--- GIVEN DATA Enclosed Below ---
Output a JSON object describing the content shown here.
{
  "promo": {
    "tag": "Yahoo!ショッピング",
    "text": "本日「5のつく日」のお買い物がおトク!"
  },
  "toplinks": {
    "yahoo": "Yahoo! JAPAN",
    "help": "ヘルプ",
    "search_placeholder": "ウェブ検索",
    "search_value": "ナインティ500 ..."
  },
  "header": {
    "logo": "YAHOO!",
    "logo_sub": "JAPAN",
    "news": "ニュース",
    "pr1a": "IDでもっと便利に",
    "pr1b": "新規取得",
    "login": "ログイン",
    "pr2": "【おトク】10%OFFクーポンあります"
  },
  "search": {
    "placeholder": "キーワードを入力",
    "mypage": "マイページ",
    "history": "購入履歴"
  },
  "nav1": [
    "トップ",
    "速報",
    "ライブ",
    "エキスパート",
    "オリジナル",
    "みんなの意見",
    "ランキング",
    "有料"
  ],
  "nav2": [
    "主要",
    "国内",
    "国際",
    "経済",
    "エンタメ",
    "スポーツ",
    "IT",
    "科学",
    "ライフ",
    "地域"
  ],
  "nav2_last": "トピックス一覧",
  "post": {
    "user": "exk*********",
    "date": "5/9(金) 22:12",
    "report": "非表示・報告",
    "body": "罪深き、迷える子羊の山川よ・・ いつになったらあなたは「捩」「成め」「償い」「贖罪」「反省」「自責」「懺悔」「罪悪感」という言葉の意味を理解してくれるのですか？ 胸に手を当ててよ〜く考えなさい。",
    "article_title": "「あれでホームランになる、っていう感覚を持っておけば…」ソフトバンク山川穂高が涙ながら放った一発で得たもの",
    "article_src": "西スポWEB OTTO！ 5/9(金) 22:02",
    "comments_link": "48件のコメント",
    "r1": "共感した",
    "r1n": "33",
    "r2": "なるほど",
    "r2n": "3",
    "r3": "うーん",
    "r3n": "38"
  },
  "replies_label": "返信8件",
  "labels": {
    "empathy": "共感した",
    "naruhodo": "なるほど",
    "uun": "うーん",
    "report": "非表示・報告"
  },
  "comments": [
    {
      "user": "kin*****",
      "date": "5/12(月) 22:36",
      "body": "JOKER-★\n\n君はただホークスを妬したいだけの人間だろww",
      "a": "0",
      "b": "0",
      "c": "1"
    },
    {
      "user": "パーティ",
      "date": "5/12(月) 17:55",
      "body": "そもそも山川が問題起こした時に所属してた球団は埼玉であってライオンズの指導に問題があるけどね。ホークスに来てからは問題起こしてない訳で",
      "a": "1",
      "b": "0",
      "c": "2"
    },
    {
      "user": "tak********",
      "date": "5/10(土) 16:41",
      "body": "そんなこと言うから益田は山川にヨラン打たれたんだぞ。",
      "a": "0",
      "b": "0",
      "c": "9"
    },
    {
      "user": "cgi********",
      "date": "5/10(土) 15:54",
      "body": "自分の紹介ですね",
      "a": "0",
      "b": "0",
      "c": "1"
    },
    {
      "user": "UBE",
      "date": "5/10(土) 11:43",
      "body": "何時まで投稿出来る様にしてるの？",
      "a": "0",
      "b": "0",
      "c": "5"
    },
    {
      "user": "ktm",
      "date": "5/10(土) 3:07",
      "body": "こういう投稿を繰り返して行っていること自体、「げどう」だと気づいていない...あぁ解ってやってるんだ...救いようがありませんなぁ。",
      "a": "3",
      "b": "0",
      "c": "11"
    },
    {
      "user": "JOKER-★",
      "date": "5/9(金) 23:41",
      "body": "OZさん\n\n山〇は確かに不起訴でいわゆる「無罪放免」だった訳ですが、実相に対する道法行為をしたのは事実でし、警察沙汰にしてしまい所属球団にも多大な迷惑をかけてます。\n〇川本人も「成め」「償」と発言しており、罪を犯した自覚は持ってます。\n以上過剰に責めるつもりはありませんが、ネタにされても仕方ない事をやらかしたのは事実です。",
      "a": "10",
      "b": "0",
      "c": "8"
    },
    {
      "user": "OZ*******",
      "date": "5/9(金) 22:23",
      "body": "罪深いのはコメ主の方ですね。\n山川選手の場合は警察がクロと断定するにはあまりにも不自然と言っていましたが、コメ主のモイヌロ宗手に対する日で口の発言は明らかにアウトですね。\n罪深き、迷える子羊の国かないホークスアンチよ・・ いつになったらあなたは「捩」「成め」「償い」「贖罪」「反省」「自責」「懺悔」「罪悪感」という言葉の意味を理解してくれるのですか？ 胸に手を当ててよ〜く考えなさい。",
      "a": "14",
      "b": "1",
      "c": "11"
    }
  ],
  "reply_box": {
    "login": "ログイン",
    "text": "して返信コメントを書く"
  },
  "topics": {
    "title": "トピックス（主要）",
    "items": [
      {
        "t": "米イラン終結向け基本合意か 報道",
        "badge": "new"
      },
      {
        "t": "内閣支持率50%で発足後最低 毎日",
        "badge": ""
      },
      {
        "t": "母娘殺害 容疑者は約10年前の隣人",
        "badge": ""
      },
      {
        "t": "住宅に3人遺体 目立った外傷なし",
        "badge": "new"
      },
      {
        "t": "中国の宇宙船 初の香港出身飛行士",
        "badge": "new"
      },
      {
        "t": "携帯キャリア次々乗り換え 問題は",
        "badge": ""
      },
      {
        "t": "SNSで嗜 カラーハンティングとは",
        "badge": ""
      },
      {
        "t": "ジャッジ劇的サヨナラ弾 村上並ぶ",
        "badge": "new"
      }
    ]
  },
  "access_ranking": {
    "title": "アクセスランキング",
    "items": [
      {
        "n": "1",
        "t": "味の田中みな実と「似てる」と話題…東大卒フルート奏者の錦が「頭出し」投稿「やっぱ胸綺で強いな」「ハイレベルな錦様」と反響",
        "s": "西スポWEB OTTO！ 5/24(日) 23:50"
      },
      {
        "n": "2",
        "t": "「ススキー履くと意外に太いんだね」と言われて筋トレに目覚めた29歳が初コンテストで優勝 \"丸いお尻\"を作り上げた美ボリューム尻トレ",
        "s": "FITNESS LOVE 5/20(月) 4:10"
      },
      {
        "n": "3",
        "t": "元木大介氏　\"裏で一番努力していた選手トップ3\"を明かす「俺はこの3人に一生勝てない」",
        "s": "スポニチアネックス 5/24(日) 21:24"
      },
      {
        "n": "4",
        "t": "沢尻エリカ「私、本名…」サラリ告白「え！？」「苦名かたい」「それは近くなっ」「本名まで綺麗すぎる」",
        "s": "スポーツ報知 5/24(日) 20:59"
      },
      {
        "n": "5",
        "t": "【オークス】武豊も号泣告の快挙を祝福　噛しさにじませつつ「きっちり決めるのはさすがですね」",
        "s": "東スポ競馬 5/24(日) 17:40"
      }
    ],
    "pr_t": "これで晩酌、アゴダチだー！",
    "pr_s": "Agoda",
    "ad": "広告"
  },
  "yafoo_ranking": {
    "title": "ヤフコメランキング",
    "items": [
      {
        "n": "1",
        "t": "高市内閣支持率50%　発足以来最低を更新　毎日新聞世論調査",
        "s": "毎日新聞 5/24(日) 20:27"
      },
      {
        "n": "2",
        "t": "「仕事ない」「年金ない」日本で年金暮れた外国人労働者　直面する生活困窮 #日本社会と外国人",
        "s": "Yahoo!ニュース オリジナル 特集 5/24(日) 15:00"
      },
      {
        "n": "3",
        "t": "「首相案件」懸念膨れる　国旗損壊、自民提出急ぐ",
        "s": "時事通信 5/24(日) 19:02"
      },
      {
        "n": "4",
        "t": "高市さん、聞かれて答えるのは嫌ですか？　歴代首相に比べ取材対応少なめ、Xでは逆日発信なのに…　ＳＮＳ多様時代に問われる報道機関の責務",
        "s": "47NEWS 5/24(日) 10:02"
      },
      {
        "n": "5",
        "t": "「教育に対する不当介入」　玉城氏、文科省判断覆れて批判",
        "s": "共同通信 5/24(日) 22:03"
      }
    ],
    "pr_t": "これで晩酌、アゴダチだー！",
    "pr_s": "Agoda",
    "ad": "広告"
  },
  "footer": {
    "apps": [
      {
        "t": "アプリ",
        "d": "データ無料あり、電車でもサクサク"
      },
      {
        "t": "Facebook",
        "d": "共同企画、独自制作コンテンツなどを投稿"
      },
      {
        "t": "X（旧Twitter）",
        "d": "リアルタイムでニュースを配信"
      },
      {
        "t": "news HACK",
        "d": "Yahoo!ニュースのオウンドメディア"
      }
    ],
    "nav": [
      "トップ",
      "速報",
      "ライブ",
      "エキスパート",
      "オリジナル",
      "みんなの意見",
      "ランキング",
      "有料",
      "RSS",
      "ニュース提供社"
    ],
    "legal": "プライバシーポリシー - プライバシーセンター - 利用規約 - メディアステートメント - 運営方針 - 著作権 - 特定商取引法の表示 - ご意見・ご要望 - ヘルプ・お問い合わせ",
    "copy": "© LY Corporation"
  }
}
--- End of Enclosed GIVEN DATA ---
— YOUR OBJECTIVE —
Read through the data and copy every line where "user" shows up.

— FINISHED EXERCISE —
    "user": "exk*********",
      "user": "kin*****",
      "user": "パーティ",
      "user": "tak********",
      "user": "cgi********",
      "user": "UBE",
      "user": "ktm",
      "user": "JOKER-★",
      "user": "OZ*******",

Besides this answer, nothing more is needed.